Element data from apps and pages:
- Opening Delimiter -

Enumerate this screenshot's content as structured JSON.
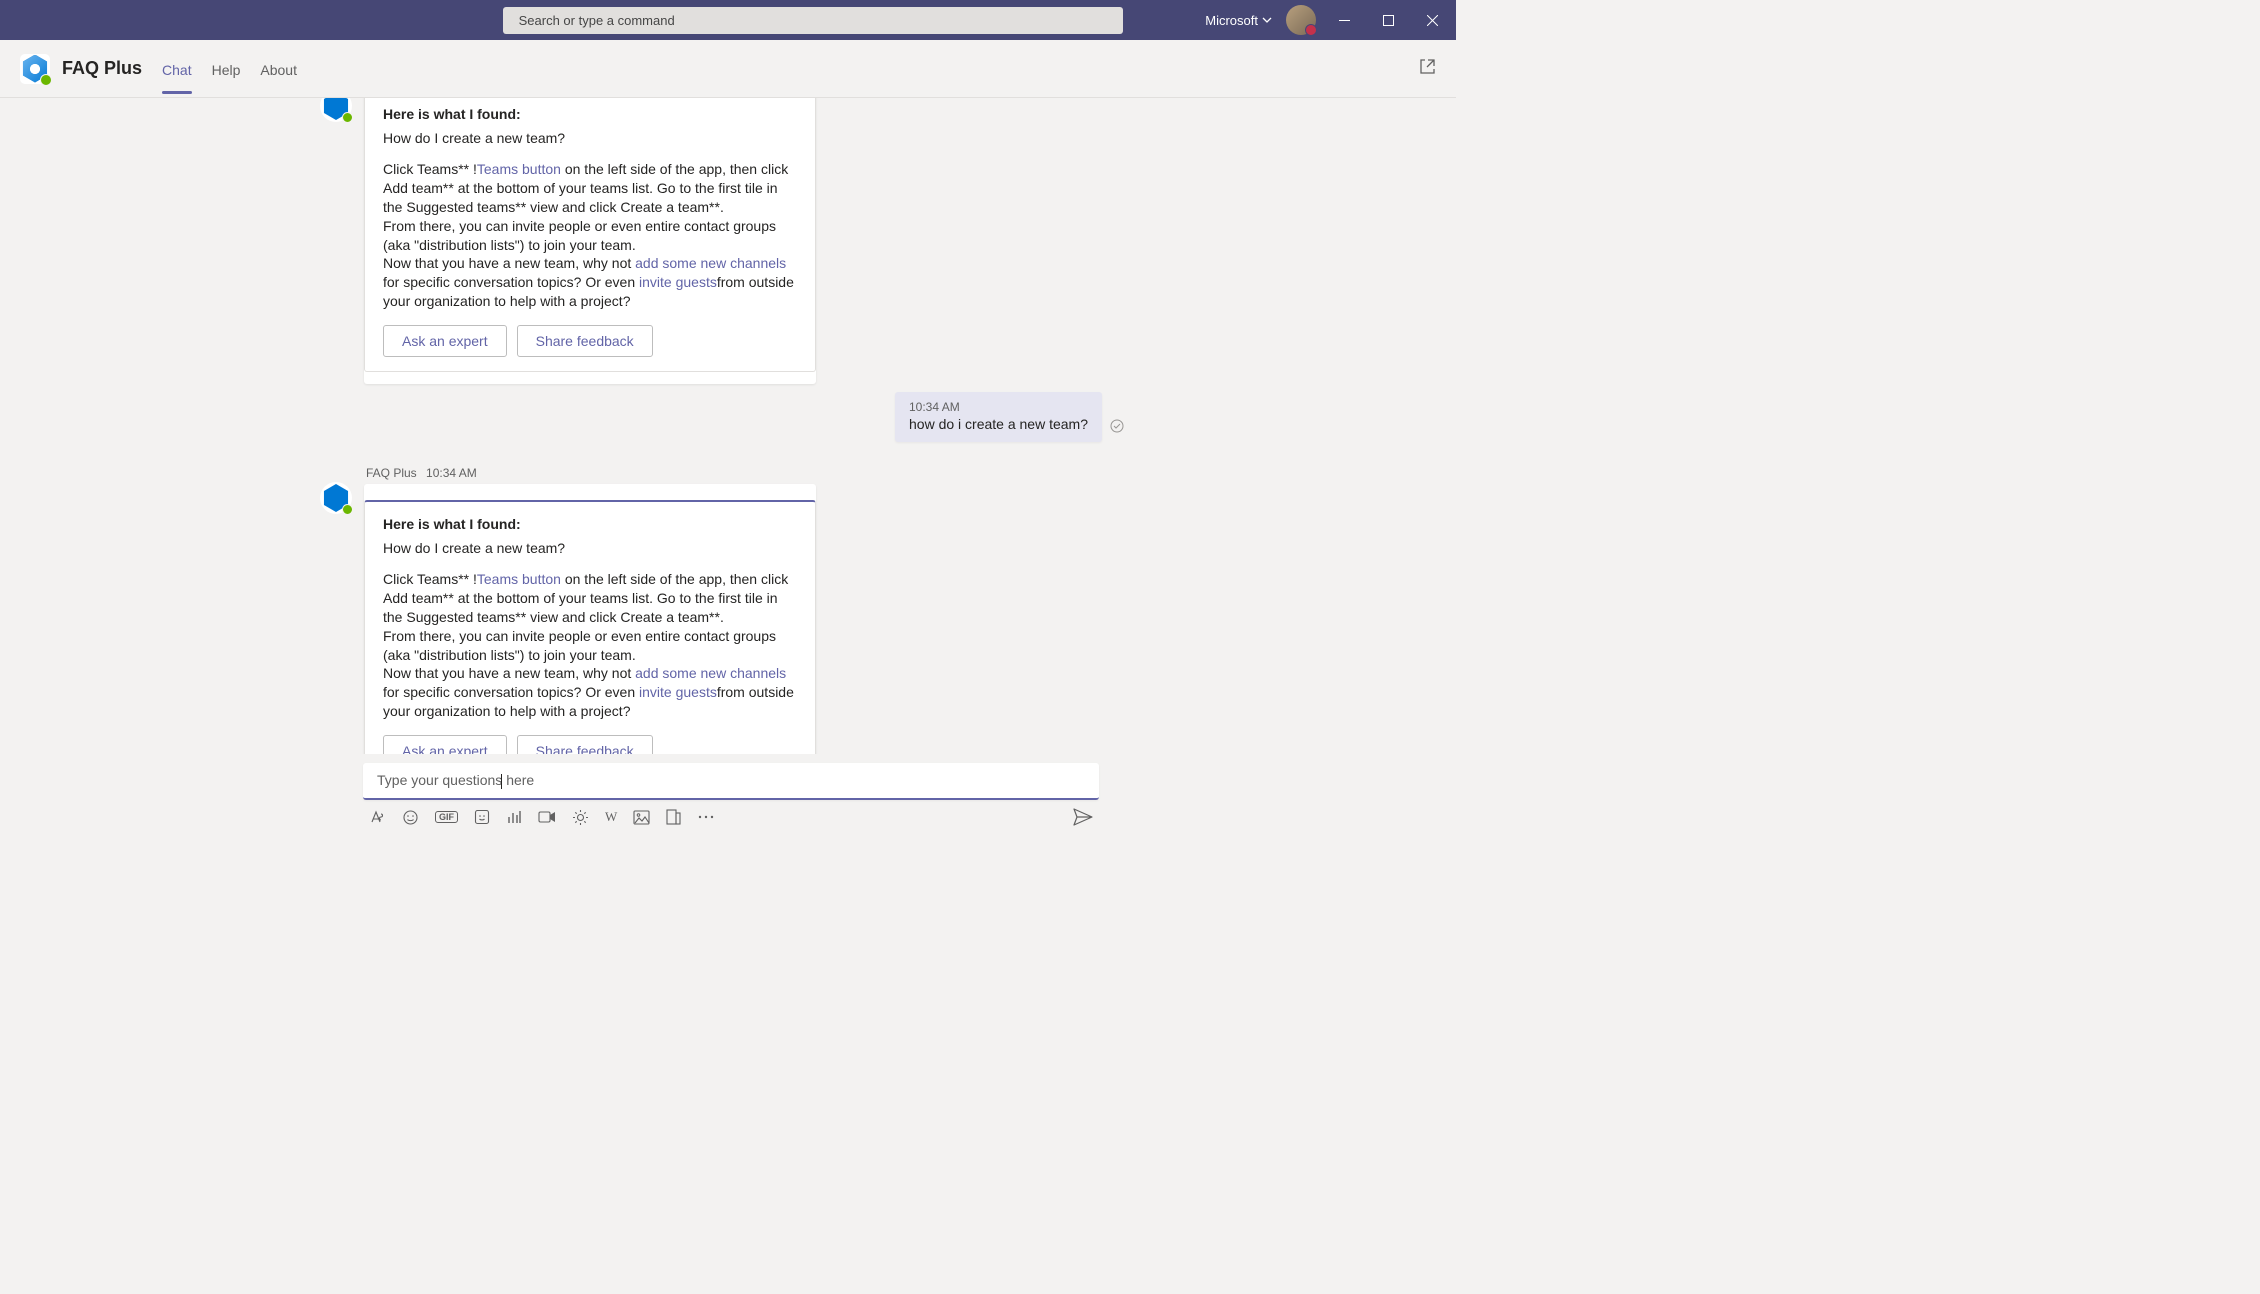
{
  "titlebar": {
    "search_placeholder": "Search or type a command",
    "org_label": "Microsoft"
  },
  "tabs": {
    "app_name": "FAQ Plus",
    "items": [
      {
        "label": "Chat",
        "active": true
      },
      {
        "label": "Help",
        "active": false
      },
      {
        "label": "About",
        "active": false
      }
    ]
  },
  "card": {
    "heading": "Here is what I found:",
    "question": "How do I create a new team?",
    "body_pre": "Click Teams** !",
    "link_teams_button": "Teams button",
    "body_mid1": " on the left side of the app, then click Add team** at the bottom of your teams list. Go to the first tile in the Suggested teams** view and click Create a team**.",
    "body_mid2": "From there, you can invite people or even entire contact groups (aka \"distribution lists\") to join your team.",
    "body_mid3_pre": "Now that you have a new team, why not ",
    "link_channels": "add some new channels",
    "body_mid3_post": " for specific conversation topics? Or even ",
    "link_guests": "invite guests",
    "body_mid3_end": "from outside your organization to help with a project?",
    "btn_ask": "Ask an expert",
    "btn_feedback": "Share feedback"
  },
  "bot_meta": {
    "name": "FAQ Plus",
    "time": "10:34 AM"
  },
  "user_message": {
    "time": "10:34 AM",
    "text": "how do i create a new team?"
  },
  "compose": {
    "placeholder_pre": "Type your questions",
    "placeholder_post": "here"
  }
}
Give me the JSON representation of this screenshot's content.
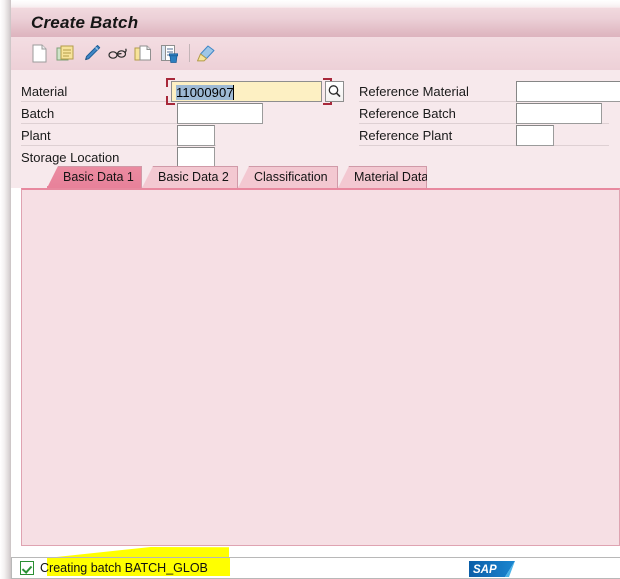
{
  "window": {
    "title": "Create Batch"
  },
  "toolbar": {
    "items": [
      {
        "name": "new-document-icon",
        "tooltip": "Create"
      },
      {
        "name": "copy-reference-icon",
        "tooltip": "Create with Reference"
      },
      {
        "name": "edit-pencil-icon",
        "tooltip": "Change"
      },
      {
        "name": "display-glasses-icon",
        "tooltip": "Display"
      },
      {
        "name": "new-page-icon",
        "tooltip": "Create New"
      },
      {
        "name": "delete-list-icon",
        "tooltip": "Delete"
      },
      {
        "name": "eraser-icon",
        "tooltip": "Clear"
      }
    ]
  },
  "form": {
    "left": [
      {
        "label": "Material",
        "value": "11000907",
        "placeholder": ""
      },
      {
        "label": "Batch",
        "value": "",
        "placeholder": ""
      },
      {
        "label": "Plant",
        "value": "",
        "placeholder": ""
      },
      {
        "label": "Storage Location",
        "value": "",
        "placeholder": ""
      }
    ],
    "right": [
      {
        "label": "Reference Material",
        "value": "",
        "placeholder": ""
      },
      {
        "label": "Reference Batch",
        "value": "",
        "placeholder": ""
      },
      {
        "label": "Reference Plant",
        "value": "",
        "placeholder": ""
      }
    ]
  },
  "tabs": [
    {
      "label": "Basic Data 1",
      "active": true
    },
    {
      "label": "Basic Data 2",
      "active": false
    },
    {
      "label": "Classification",
      "active": false
    },
    {
      "label": "Material Data",
      "active": false
    }
  ],
  "status": {
    "icon": "success-check-icon",
    "message": "Creating batch BATCH_GLOB",
    "logo": "sap-logo"
  },
  "colors": {
    "title_bar": "#e2bdc6",
    "toolbar": "#f0d6dc",
    "form_bg": "#f7e9ec",
    "panel_bg": "#f6dfe4",
    "tab_active": "#e8899f",
    "tab_inactive": "#f3c8d1",
    "focus_field": "#fdf0c3",
    "selection": "#9db9d4",
    "focus_bracket": "#a8283a",
    "highlight": "#ffff00",
    "sap_blue": "#0a6ebd",
    "status_ok": "#2a9235"
  }
}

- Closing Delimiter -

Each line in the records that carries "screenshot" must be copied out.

*ANSWER TO THIS PROBLEM*:
Enumerate this screenshot's content as structured JSON.
Give me the JSON representation of this screenshot's content.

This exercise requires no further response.